How JustAnswer Works:
  • Ask an Expert
    Experts are full of valuable knowledge and are ready to help with any question. Credentials confirmed by a Fortune 500 verification firm.
  • Get a Professional Answer
    Via email, text message, or notification as you wait on our site.
    Ask follow up questions if you need to.
  • 100% Satisfaction Guarantee
    Rate the answer you receive.
Ask J. Warren Your Own Question
J. Warren
J. Warren, Attorney
Category: Estate Law
Satisfied Customers: 2192
Experience:  Experience in estate planning including wills, trusts and succession planning.
Type Your Estate Law Question Here...
J. Warren is online now
A new question is answered every 9 seconds

Sister in FL executed Living Will (medical directive) 7 yrs

This answer was rated:

Sister in FL executed Living Will (medical directive) 7 yrs ago. A separate line item was written on the medical directive that if she died she wills her house to live-in boyfriend of six months whom she met in a bar. In 2012, she dies. Her Will where family gets the house "disappears"; we think "boyfriend" destroyed it. Now is presently intestate, with father as closest living relative. She tried to kick out live-in boyfriend many times, whom we learned served 15 yr jail term for violent crime. We thought father would receive the house after debts paid. Estate assets under $60k. Criminal boyfriend produces executed Living Will saying he will fight to inherit the house, though she was the sole owner and he did not pay her rent or money towards the mortgage. He has likely learned every trick in the book from being in prison. Though she wrote in her handwriting to leave him the house on the "wrong" document as an addendum & it was properly witnessed and executed, can my father still be the heir as the closest living relative to her house anyway? Thank you in advance for your time.
Hello! My name is XXXXX XXXXX I look forward to helping you today. Please note: (1) this is general information only, not legal advice, and, (2) there may be a slight delay between your follow ups and my replies.

My condolences on the loss of your sister and I am sorry you are dealing with this situation. First, a Living Will/Advance Directive does not have an estate distribution afftect on an estate and should not impact the estate and it should distribute according to intestate succession laws.

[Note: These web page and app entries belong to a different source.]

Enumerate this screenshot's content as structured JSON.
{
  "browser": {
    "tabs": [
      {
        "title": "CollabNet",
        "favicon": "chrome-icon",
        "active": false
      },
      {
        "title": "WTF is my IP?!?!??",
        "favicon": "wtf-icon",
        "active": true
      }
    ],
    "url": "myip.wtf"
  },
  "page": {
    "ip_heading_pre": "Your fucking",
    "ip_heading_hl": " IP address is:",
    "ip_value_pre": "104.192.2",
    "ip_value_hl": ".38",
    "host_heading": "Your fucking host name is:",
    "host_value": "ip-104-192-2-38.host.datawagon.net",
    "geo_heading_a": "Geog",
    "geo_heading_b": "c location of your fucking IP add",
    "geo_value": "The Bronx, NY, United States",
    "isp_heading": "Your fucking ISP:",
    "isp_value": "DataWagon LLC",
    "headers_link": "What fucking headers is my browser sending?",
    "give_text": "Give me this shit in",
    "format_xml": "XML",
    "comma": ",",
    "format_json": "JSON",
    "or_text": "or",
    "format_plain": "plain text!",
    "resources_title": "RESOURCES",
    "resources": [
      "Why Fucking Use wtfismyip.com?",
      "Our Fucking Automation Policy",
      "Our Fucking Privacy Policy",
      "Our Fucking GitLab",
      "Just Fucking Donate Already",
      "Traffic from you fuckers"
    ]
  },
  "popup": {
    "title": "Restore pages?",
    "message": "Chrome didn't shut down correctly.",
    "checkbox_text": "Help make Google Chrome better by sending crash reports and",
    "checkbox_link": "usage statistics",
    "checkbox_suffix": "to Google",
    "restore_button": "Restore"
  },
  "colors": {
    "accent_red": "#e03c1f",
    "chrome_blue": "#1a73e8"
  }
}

However, there are no guarantees but the boyfriend would have an uphill battle proving that such an addendum on the back of an Advance Directive was intended to be a last will and testament, that the witnesses could attest to your sister's signature and witnessed her sigining at the end of the document and as such would be a valid will.

If I am in your shoes I am not going to let the off chance that this character would actually prevail on a weak claim to real property of an estate to which your father should take by intestate succession.

All my best & encouragement.

Please note that you are asked to rate my courtesy and professionalism, and not whether the answer supports your legal position. If for any reason you feel that a 2 or 1 rating is appropriate, please first give me the opportunity to address your concerns.

All states have intricacies in their laws and any information given is simply information only and specifically is not intended to be, nor does it constitute, legal advice. This communication does not establish an attorney-client relationship with you.

Customer: replied 3 years ago.

Thank you, XXXXX XXXXX for the prompt and informative opinion. Though I am in agreement, the boyfriend maintains that even if she wrote the statement leaving her homestead to him between the lines of a recipe card then properly witnessed and executed, his claim to real property would likely hold up in a court of law. "She was just ignorant and embedded the statement in the wrong document, that's all". He intends to take the intestate succession of family to task. In addition, he also performs handyman labor to an attorney in exchange for legal advice in this matter. Though we can not or will not prove it, our family feels the boyfriend had this planned from the beginning due to many circumstances spanning over the course of several years. Thank you for the encouraging words pertaining to what you would do if you were in our shoes.

Wow that is quit the person you unfortunately are having to deal with. Here is a link to what is required for a will to be considered valid:

The boyfriend would have to establish proof to all of these requirements to the probate judge. While it is never known how a judge would decide, based on these facts it is not as much of a slam dunk case as the boyfriend may think it is. It is possible that the judge would declare the embedded statement a valid last will and testament but if the resources are there to have a judge decide it the issue a valid claim that a valid will does not exist and the estate should be distributed according to the intestate succession laws.

All my best & encouragement.
J. Warren and other Estate Law Specialists are ready to help you

Related Estate Law Questions